Neurological Disorders are diseases of the central and peripheral nervous systems, which are the brain, spinal cord, cranial nerves, peripheral nerves, nerve roots, autonomic nervous system, neuromuscular junction, and muscles. There are more than 600 diseases of the nervous system such as brain tumors, epilepsy, Parkinson’s disease, Asperger’s Syndrome (Autism Spectrum Disorder), Cerebral Palsy, stroke and many more, which give rise to a number of symptoms. These symptoms may include weakness, headaches, numbness, tremor, memory loss, pain, confusion, altered levels of consciousness, poor coordination, loss of sensation, paralysis, and seizures.

Functional Limitations

  • Often experience fatigue (physical, cognitive, and emotional exhaustion)
  • May have difficulties with concentration and completion of tasks or assignments
  • May experience pain
  • May likely have to take medication (with possible side effects that may affect concentration and memory)
  • May be more susceptible to stress, and illnesses that can be exacerbated by times of stress
  • May miss lectures due to medical appointments, illness, or time in the hospital
  • May have mobility or postural difficulties with walking, climbing stairs, or remaining in one position for long periods of time
  • May have difficulty with writing and other fine motor activities (including computer use)
  • May have difficulty with oral communication
  • May have poor organizational skills
  • May have problems with abstract thinking and concepts
  • May have a poor ability to communicate needs
  • May be unable to hold or manipulate laboratory tools
  • Accommodations
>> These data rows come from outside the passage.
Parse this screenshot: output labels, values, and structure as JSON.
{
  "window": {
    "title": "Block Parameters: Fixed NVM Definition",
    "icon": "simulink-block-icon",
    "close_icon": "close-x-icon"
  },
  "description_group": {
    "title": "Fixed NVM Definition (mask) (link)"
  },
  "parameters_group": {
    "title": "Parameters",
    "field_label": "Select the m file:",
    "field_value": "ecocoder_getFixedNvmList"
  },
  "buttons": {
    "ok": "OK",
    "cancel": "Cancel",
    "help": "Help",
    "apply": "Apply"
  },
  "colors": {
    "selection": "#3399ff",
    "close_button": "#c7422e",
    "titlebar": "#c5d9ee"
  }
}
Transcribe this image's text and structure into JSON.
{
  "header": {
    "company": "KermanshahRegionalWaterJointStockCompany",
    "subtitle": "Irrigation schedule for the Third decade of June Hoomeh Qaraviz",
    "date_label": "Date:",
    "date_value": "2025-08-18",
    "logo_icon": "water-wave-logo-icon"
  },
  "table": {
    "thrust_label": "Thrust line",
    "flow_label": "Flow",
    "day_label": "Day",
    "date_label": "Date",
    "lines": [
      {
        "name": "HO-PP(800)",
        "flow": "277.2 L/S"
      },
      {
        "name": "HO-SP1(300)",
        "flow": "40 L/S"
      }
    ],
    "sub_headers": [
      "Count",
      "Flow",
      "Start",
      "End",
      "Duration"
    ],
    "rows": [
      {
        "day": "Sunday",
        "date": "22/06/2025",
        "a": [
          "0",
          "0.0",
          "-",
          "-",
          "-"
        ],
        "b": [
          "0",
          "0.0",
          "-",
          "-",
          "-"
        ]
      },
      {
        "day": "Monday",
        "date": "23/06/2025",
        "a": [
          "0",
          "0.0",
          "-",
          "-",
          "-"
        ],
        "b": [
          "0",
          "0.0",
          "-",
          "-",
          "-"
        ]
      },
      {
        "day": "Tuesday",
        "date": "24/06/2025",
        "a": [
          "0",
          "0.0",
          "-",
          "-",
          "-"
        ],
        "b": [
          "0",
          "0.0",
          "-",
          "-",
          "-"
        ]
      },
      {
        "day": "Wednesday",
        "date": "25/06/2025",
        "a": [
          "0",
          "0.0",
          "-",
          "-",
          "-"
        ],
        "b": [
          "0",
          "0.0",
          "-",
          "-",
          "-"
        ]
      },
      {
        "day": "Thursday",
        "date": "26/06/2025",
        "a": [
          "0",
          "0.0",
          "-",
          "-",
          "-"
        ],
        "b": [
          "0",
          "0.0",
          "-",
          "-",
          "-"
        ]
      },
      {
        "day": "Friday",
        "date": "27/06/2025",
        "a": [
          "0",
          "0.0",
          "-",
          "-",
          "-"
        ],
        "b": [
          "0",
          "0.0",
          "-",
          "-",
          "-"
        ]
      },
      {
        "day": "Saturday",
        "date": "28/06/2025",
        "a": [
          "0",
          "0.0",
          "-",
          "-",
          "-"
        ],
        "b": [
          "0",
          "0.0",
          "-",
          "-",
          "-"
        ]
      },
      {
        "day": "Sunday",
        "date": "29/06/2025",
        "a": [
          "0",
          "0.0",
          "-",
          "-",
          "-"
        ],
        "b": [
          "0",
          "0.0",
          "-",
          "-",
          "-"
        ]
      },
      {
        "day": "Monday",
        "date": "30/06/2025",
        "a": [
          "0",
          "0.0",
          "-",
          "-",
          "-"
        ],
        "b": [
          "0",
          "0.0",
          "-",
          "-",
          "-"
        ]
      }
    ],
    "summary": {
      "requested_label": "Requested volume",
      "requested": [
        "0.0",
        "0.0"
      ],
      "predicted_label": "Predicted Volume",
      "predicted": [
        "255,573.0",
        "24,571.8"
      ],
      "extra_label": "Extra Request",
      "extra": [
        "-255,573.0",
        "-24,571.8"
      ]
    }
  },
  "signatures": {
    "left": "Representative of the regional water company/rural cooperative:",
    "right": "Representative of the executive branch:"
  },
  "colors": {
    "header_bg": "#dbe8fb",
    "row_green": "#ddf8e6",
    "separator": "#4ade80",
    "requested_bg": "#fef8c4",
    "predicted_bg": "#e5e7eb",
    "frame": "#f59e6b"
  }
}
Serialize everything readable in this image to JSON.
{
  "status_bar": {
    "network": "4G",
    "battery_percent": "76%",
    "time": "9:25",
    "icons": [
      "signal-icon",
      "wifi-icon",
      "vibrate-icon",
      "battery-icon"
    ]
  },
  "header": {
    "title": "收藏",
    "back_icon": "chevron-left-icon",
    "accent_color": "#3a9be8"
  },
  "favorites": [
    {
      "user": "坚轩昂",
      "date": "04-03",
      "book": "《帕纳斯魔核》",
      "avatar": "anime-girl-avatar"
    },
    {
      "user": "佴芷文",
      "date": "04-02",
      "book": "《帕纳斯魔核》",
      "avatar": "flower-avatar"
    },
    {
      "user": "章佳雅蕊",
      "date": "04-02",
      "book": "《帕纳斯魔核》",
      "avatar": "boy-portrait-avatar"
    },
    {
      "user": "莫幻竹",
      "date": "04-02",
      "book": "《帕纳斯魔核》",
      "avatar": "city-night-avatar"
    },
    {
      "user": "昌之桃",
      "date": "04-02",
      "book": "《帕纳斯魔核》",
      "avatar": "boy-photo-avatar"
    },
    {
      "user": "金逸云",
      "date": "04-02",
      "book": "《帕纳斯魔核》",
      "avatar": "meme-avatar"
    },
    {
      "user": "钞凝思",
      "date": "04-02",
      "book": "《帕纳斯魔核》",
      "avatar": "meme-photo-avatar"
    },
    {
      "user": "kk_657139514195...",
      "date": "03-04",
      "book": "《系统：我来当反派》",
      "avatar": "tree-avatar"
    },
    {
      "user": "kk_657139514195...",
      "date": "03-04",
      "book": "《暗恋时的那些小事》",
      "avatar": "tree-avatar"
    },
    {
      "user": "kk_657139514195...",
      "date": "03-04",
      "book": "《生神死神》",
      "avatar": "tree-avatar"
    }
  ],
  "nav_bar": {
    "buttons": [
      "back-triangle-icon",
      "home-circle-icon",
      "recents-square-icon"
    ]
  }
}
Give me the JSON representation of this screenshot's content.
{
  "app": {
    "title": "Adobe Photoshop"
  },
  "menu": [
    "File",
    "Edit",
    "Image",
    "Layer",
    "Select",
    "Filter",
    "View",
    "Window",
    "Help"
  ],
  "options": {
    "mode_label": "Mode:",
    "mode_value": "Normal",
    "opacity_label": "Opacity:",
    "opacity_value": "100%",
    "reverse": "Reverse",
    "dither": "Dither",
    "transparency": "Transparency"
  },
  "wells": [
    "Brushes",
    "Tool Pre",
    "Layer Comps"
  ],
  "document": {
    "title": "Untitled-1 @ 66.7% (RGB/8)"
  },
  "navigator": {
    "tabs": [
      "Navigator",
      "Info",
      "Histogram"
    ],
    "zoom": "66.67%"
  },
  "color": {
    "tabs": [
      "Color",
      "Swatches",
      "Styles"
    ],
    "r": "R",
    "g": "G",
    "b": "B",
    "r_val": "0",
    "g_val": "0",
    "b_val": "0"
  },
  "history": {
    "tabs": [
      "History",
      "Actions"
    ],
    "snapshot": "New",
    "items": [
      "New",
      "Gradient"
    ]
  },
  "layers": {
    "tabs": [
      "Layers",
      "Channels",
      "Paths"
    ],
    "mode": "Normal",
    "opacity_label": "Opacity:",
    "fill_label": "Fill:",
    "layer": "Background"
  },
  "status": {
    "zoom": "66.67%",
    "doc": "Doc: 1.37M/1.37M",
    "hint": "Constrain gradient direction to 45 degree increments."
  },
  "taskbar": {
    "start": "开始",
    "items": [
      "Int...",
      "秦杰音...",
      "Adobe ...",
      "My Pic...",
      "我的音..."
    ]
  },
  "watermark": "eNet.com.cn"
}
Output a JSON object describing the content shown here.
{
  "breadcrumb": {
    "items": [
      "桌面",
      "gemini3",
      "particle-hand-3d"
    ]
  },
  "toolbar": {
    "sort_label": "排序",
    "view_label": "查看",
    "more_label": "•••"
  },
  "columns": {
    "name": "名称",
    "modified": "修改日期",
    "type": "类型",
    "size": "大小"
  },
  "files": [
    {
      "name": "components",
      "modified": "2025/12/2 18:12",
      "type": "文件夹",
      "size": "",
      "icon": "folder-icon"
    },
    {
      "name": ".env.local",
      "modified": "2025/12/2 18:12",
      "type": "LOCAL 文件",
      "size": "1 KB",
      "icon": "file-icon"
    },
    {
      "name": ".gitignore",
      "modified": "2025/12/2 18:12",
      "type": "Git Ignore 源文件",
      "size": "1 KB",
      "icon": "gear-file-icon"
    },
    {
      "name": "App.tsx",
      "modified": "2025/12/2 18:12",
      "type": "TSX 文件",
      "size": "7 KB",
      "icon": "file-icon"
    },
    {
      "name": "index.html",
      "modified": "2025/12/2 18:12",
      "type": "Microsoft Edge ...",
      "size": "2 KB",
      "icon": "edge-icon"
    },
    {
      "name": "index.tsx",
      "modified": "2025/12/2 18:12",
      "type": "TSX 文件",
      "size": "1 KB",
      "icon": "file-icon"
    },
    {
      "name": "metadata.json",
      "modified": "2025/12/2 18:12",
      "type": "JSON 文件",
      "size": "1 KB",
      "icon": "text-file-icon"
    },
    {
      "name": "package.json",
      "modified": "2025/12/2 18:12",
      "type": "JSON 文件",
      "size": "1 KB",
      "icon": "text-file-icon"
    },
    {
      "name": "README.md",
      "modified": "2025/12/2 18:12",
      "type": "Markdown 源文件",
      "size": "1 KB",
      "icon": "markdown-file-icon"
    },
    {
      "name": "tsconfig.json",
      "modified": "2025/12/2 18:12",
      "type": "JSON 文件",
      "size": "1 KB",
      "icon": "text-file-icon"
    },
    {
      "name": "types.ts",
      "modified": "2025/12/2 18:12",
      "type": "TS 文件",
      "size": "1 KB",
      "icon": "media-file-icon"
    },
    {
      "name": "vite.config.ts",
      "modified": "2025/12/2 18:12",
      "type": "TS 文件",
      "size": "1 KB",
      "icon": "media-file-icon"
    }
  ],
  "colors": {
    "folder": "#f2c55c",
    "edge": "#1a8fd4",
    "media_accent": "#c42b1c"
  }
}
  • Alternative tests
  • Extended time on exams
  • Distraction-reduced testing space
  • Reduced course load
  • Extended time on assignments
  • Short breaks during exams or in class
  • Access to class notes, a note-taker, laptop, or use of an audio recorder for lectures
  • Teaching Strategies

  • Provide lecture notes in advance to help reduce the amount of handwriting or typing students may need to do, allowing them to concentrate on the material being delivered
  • Prioritize reading lists, enabling students to engage more easily with pertinent course texts
  • When advising students, suggest a class schedule that gives students sufficient time to move between teaching venues
  • Avoid last minute location changes, and provide advance notice for students to make necessary arrangements if needed
  • Be mindful of keeping classroom and meeting areas clear, to reduce the likelihood of accidents
  • Allow students a break in long lectures
  • Avoid drawing attention to students who may need to leave class
  • Accommodate students who may need to sit in certain learning situations (e.g. in labs)
  • Our Sources and Additional Resources:

  • DO-IT (Disabilities, Opportunities, Internetworking, and Technology) Home: The Faculty Room (University of Washington):